And, every now and then, I would wake up to my role as caregiver and go on a spree of good behavior. I moved it into the sunlight, I watered it regularly, and I rejoiced as its remaining needles regained their rich hue. For a little while, I felt the sturdy cable of reality holding me to the ground, fighting off the strong upward currents. Every now and then, just for a week or two, we had it good. Until, soon enough, I would be back in the clouds again, holding a rope no longer tied to anything, with my plant back on earth, steeling itself once more for a long walk through the desert.
I don’t know if the phenology of a plant can get used to seasons like this, if it ever learned to expect the freeze-thaw of my love and attention, the monsoon cycle of my mental state, or felt the full disappointment every time. When the days between waterings began to stretch, when the soil began to crack and crumble, when it had to begin deciding which stems and needles it could keep, did it know what was coming? I suspect it was more resilient than I was; I know I never got used to it. Every time, I thought, this time I’ll stick with it. This time I’ll do it right. This time I will plant myself firmly in the ground and hold the crazy at bay. But I never could.

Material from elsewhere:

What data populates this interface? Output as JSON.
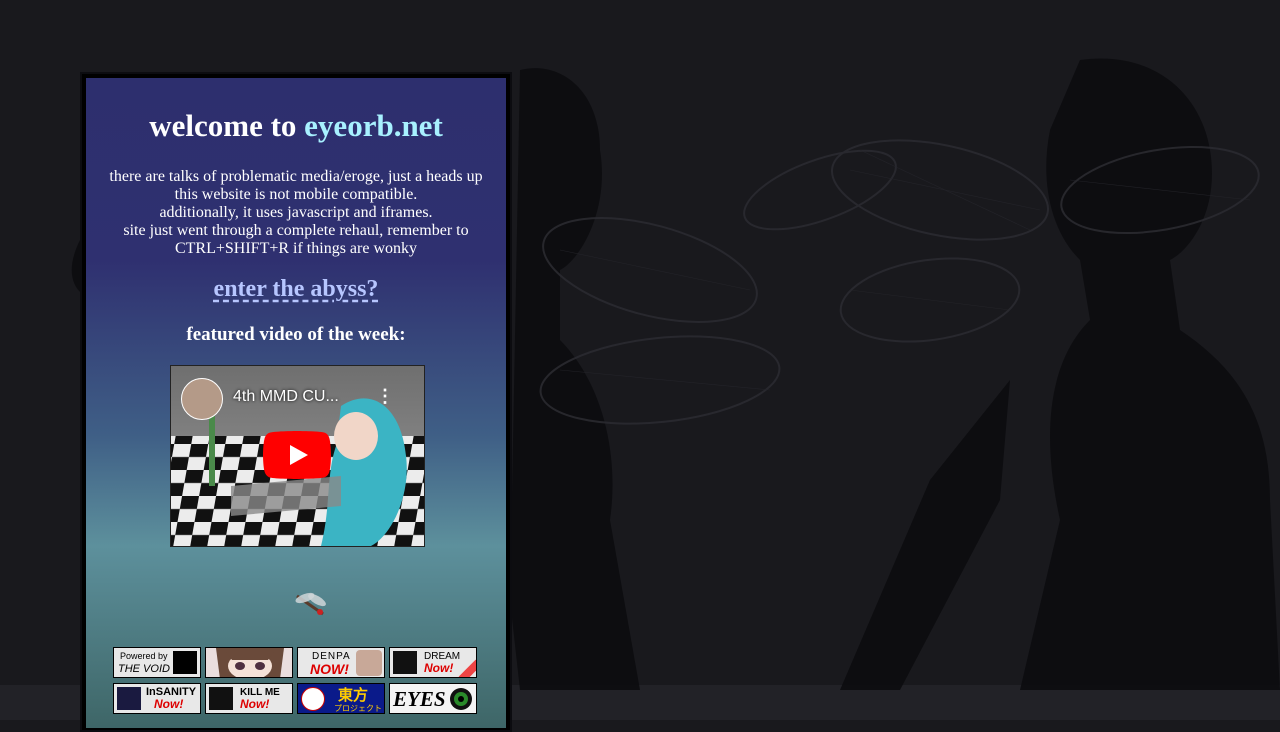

I moved back into treatment after about a year, and the plant returned to my parents’ house. It got a new ceramic pot and a fresh bag of potting soil. It got a prime location center stage in their dining-room window, with a few friendly neighbors to talk about whatever it is that plants talk about. Shared trauma, perhaps.
Three years later, the plant is looking better than I ever knew was possible. Two feet tall, three or four feet wide. Probably fifty stems stretching out of its densely packed base, all of them loaded up with forest-green needles. The roots are thick and bursting out of the soil, holding bulbous brown nodules that I’d never seen before, perhaps to store all the extra nutrients it produces now. Perhaps, in those thick roots, it still carries the memory of those lean times, recalling the lessons it learned to survive those cycles of neglect.
And I wonder if it remembers me. When I’m home now, I spend a lot of time looking at it, holding its springy branches between my fingers, feeling the strength it has built up. It’s hard to imagine we were once so close to the brink, that I was once so helpless, so incapable of caring for another living thing. When no one else is around, when the low setting sun catches in its long curving stems, I can sit there for an hour or more, just staring.
But eventually, I get up, and I give it a little water. Even when I know it’s being taken care of, even when I know it doesn’t need me, it still feels good. To apologize, I suppose. I’m moving back into my own apartment soon, and I’m thinking of asking it to come with me.